*** EXTRACTED DATA Section Begins ***

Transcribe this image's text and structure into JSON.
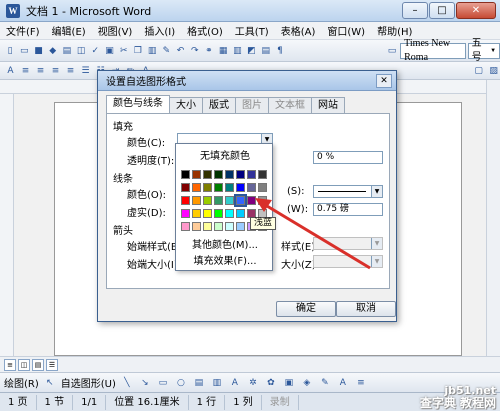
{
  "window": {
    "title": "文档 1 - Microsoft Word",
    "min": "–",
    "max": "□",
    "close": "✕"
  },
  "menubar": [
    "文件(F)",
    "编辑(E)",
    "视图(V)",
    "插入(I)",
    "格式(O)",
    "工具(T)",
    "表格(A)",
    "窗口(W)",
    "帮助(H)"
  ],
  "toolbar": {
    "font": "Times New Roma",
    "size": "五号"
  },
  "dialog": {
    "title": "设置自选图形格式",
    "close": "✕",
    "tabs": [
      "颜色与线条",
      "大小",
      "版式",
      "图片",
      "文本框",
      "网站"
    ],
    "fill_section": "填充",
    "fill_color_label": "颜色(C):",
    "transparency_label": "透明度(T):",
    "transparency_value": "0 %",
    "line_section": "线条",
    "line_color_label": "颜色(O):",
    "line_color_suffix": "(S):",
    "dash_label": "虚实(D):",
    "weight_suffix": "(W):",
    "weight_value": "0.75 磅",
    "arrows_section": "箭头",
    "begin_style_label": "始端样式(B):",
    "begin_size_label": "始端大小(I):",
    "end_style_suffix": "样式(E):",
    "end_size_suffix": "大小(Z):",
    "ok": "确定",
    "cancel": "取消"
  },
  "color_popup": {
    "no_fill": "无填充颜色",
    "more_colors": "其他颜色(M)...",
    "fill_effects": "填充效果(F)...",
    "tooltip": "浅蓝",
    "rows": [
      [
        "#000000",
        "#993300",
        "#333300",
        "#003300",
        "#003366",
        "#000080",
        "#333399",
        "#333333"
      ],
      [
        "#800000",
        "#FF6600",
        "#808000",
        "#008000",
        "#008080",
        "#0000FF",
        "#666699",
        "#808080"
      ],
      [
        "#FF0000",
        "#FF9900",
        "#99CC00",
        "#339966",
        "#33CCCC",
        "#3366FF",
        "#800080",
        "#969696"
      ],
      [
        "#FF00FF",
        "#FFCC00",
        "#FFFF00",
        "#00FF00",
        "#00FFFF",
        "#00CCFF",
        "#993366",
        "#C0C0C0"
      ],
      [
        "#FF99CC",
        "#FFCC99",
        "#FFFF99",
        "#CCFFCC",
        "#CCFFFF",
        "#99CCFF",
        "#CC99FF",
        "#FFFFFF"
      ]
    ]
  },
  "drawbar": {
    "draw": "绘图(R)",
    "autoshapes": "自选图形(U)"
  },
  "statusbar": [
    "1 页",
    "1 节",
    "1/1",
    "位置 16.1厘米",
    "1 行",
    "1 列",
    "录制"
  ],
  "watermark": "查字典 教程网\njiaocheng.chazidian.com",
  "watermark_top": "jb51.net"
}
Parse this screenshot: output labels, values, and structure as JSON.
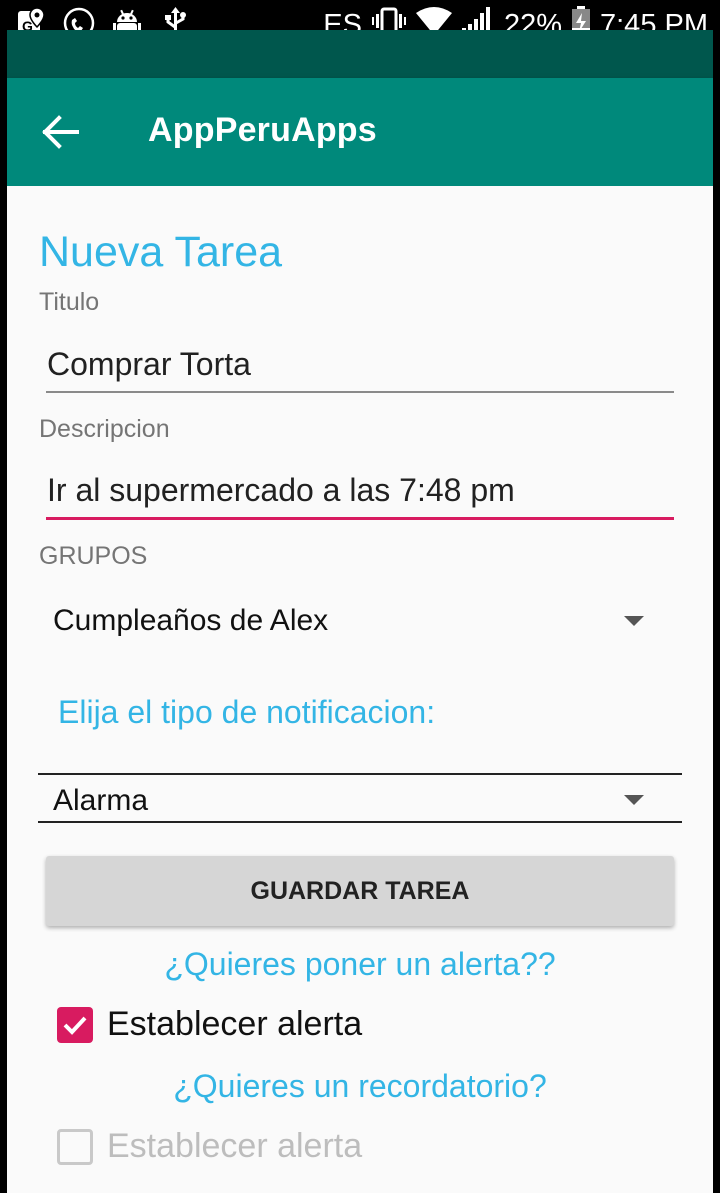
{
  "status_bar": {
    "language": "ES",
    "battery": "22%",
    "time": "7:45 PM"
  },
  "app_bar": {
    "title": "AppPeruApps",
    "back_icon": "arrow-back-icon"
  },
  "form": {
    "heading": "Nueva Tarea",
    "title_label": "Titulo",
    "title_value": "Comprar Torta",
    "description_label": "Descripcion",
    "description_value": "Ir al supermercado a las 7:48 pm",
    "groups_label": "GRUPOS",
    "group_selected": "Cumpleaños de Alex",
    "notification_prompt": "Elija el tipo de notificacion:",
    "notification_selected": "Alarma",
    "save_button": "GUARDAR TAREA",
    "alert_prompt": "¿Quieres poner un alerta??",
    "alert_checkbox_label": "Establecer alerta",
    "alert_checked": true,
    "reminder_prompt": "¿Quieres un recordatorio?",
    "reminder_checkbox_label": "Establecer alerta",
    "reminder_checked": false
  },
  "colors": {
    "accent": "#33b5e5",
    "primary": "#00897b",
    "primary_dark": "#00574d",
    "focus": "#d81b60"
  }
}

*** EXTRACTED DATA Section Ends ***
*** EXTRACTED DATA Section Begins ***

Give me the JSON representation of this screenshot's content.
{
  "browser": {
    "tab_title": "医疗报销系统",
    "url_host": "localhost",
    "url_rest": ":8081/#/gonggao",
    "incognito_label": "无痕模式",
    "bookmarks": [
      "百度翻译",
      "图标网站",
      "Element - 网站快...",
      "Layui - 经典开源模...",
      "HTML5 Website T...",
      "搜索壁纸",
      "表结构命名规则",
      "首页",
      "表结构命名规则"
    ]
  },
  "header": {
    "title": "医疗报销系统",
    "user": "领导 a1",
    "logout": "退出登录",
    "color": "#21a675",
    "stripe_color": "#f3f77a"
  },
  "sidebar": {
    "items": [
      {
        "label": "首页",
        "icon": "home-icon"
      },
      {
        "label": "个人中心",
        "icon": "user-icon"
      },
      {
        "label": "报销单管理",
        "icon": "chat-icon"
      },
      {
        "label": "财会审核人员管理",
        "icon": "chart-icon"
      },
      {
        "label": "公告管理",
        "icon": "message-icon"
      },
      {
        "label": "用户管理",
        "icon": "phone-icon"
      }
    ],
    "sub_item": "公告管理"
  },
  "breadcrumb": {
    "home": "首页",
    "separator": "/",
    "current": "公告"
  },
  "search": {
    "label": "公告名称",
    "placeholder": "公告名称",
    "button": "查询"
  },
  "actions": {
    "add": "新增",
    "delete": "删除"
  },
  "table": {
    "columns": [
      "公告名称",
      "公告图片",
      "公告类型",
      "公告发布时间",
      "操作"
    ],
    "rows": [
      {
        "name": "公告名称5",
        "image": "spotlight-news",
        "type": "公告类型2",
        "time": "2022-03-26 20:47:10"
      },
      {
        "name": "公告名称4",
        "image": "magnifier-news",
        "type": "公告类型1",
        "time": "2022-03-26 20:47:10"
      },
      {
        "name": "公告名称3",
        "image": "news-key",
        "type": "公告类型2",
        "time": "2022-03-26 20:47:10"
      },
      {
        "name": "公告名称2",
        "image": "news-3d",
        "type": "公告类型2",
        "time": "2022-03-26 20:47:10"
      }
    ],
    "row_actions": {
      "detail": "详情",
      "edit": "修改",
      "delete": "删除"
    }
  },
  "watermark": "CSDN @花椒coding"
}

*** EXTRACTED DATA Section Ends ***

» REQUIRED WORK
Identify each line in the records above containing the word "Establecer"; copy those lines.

» SOLUTION TO THIS TASK
    "alert_checkbox_label": "Establecer alerta",
    "reminder_checkbox_label": "Establecer alerta",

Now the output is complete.